How does ATCC culture Acinetobacter baumannii?
ATCC primarily grows this species aerobically in nutrient broth or on nutrient agar at 37°C. For each of these products, we provide an online product sheet that has the propagation information and growth conditions provided.
Is the incidence on the increase in drug-resistant Acinetobacter in the past few years, or is this something that was always there but has come to the forefront now along with other superbugs?
There have been strains of drug-resistant A. baumannii isolated within the last several decades, often associated with the overuse or misuse of antibiotics. More recently, widespread public awareness of the risk of this bacterium in healthcare settings has escalated, primarily as a result of the media attention given to infections in military personnel that have been seriously wounded in non-native conflict zones.
The concept of using antisense agents to combat drug-resistant strains is interesting, how is this done?
The use of antisense RNA is one method that could be used to stop gene expression. In this case, antisense RNA can be artificially generated from transfected plasmid vectors as a means to inhibit bacterial gene expression. The introduction of the antisense oligonucleotides allows for the formation of stable DNA:RNA interactions, thus leading to the degradation of the resulting heterodimers by RNAse H. However, this inhibition is short-lived. Moreover, for this method to work properly during clinical use, the antisense agent would need to be able to be delivered to the site of infection, and delivered to the site of action within the bacterial cell (Woodford, Wareham, Journal of Antimicrobial Chemotherapy 63(2), 2008).
What is known about the natural competence of these bacteria?

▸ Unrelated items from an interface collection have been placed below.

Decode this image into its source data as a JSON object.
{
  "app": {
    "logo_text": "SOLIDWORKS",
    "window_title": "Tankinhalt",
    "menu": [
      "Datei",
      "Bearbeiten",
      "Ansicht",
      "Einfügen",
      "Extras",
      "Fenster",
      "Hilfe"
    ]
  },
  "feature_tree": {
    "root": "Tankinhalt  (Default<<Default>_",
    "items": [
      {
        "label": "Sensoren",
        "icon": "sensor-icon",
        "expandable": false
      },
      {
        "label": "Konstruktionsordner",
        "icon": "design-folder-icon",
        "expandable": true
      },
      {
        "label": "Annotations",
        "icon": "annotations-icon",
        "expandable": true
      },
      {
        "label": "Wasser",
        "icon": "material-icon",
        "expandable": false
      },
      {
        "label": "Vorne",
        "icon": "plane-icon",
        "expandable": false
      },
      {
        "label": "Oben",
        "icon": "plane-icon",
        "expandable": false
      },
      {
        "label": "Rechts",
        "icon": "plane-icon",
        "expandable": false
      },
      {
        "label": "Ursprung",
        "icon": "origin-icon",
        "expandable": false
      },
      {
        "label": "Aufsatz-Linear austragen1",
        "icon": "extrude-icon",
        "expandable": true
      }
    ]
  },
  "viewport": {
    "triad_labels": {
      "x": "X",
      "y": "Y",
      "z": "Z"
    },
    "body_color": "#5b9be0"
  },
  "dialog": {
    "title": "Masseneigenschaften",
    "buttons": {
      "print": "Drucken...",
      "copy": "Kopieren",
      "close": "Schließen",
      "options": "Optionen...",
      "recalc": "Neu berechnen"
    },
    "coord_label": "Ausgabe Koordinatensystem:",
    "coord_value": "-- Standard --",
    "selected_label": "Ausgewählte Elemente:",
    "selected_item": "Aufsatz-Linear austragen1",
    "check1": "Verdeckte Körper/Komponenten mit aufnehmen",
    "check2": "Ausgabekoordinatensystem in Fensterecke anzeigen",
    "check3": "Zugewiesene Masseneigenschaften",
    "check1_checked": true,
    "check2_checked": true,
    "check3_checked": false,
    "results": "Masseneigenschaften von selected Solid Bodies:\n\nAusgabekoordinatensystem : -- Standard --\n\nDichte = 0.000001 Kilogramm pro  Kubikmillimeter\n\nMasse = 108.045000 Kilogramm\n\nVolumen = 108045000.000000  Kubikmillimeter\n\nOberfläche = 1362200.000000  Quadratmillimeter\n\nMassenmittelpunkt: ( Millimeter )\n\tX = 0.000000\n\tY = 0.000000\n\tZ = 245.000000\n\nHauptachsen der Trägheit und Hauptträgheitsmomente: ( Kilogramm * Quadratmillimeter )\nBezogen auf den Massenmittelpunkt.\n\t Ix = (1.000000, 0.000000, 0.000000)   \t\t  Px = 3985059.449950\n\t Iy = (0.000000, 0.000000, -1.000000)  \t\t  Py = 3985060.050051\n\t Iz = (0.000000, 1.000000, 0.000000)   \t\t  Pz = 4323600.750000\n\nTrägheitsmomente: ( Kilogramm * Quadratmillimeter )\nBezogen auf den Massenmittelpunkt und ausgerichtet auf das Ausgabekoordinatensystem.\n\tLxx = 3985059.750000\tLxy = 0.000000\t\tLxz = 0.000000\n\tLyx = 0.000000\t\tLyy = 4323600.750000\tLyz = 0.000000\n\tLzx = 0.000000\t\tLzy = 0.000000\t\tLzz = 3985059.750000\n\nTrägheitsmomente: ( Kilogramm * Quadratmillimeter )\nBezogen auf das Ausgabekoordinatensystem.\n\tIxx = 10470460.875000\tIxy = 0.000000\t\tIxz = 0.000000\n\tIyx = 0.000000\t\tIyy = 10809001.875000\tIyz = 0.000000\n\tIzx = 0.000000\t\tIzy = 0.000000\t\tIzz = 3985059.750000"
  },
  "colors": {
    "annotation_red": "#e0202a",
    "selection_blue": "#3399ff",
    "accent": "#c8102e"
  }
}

There have been isolates found that have demonstrated natural competence; an example of this is strain A118 (Ramirez et al. Journal of Clinical Microbiology 48(4), 2010). Moreover, it has been shown that the genes for natural competence are present in A. baumannii, and strains are clearly able to incorporate foreign DNA (Vallenet et al, PLoS One 3, 2008). However, to our knowledge, it is unknown if all strains of A. baumannii are naturally competent.
What other drug-resistant strains are available from ATCC?
ATCC has a number of drug-resistant strains available. Some of our more popular strains include methicillin-resistant Staphylococcus aureus (MRSA); Vancomycin-resistant Enterococci (VRE); Carbapenem-resistant Enterobacteriaceae (CRE), including NDM and KPC strains; Extended-Spectrum beta-lactamase (ESBL) strains; drug-resistant Acinetobacter baumannii, drug-resistant Pseudomonas aeruginosa; isoniazid-resistant mycobacteria; drug-resistant Candida albicans; and drug-resistant vector-borne parasitic protozoa, including strains of Plasmodium falciparum. For more information about superbugs, please visit our site: Drug Resistance.